Here he also begins from the earliest of his days! He feels a sense of sublime and the working of a supreme power in the light of the setting sun, in round oceans and in the blue sky. Or poet man has lost his sensitivity of love, emotion and niceness to this beastly technology? He feels high pleasure and deep power of joy in natural objects. Now I have a daughter in her own senior year of high school. To him mystic experience is a kind of spiritual illumination. In Tintern Abbey also he classifies and describes the three corresponding stages of his life. Lines 39-48 Of something far more deeply interfused, Whose dwelling is the light of setting suns, And the round ocean and the living air, And the blue sky, and in the mind of man: A motion and a spirit, that impels All thinking things, all objects of all thought, And rolls through all things. It is apparent at this point in the poem that Wordsworth has been speaking to his sister throughout.
In terms of the application of emotion, and therefore romanticism, Wordsworth uses many personal adjectives to describe nature around him. Continued, this poem shows lots of imagination and therefore romanticism by the way Wordsworth stresses memories.

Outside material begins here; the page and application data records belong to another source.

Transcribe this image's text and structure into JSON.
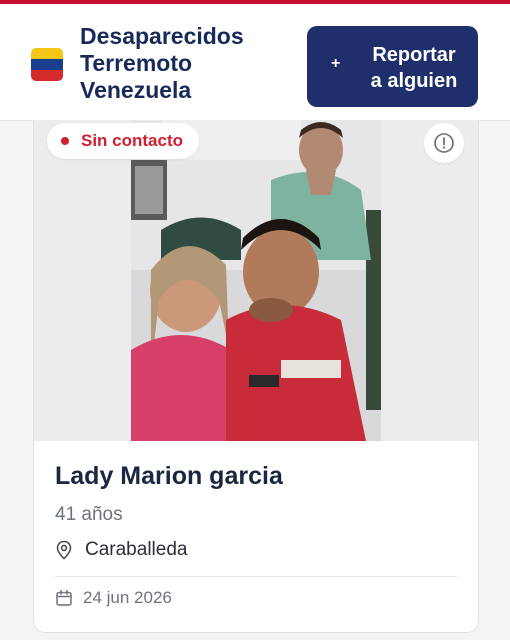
{
  "header": {
    "title_lines": [
      "Desaparecidos",
      "Terremoto",
      "Venezuela"
    ],
    "report_button": {
      "icon": "plus-icon",
      "lines": [
        "Reportar",
        "a alguien"
      ]
    }
  },
  "card": {
    "status": {
      "label": "Sin contacto",
      "color": "#d01f30"
    },
    "info_icon": "info-icon",
    "name": "Lady Marion garcia",
    "age": "41 años",
    "location": {
      "icon": "map-pin-icon",
      "text": "Caraballeda"
    },
    "date": {
      "icon": "calendar-icon",
      "text": "24 jun 2026"
    }
  },
  "colors": {
    "brand": "#1e2f6b",
    "accent": "#c6102e",
    "status_red": "#d01f30"
  }
}
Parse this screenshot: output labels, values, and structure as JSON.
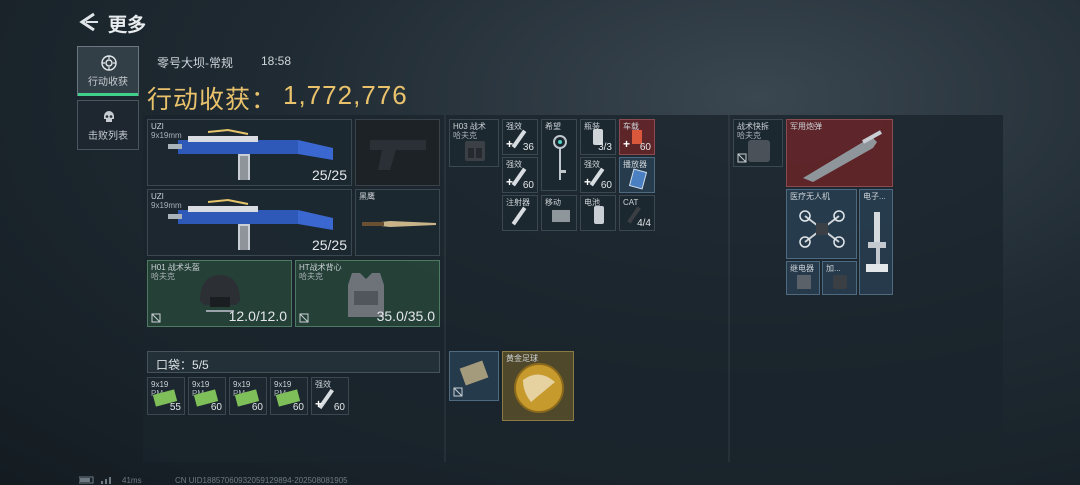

William Wordsworth was a major English romantic poet who, with Samuel Taylor Coleridge, helped launch the Romantic Age in English literature with their 1798 joint publication, Lyrical Ballads. There are six principal poets associated with the movement: , , , , , and. And this poem, with certain passages from The Prelude are the essence of Wordsworth, his 'sense sublime. The work was posthumously titled and publ William Wordsworth was a major English romantic poet who, with Samuel Taylor Coleridge, helped launch the Romantic Age in English literature with their 1798 joint publication, Lyrical Ballads.
Their relationship to nature is passionate and extreme: children feel joy at seeing a rainbow but great terror at seeing desolation or decay. In those days, he says, nature made up his whole world: waterfalls, mountains, and woods gave shape to his passions, his appetites, and his love. Having visited France at the height of the Revolution, Wordsworth was inspired by the ideals of the Republican movement. His publications include: Suffering and Sentiment in Romantic Military Art 2013 , The Sublime 2006 , Waterloo and the Romantic Imagination 2002 , and, as editor, Romantic Wars: Studies in Culture and Conflict, 1789-1822 2000. × Nature never did betray.
He left his mark on Tintern Abbey, too, with his great poem, one of the finest ever written, I think. The choice by the poet to avoid using any discernible rhyme scheme was due to the fact that he was addressing another person. Wordsworth goes on to describe a spirit or a being connected with nature that elevates his understanding of the world: And I have felt a presence that disturbs me with the joy Of elevated thoughts; a sense sublime Of something far more deeply interfused, Whose dwelling is the light of setting suns, And the round ocean, and the living air, And the blue sky, and in the mind of man, A motion and a spirit, that impels All thinking things, all objects of thought, And rolls through all things. This democratic view emphasizes individuality and uniqueness. However, her presence is also considered necessary to Wordsworth's experience. Wordsworth turns to nature to find the peace he cannot find in civilization.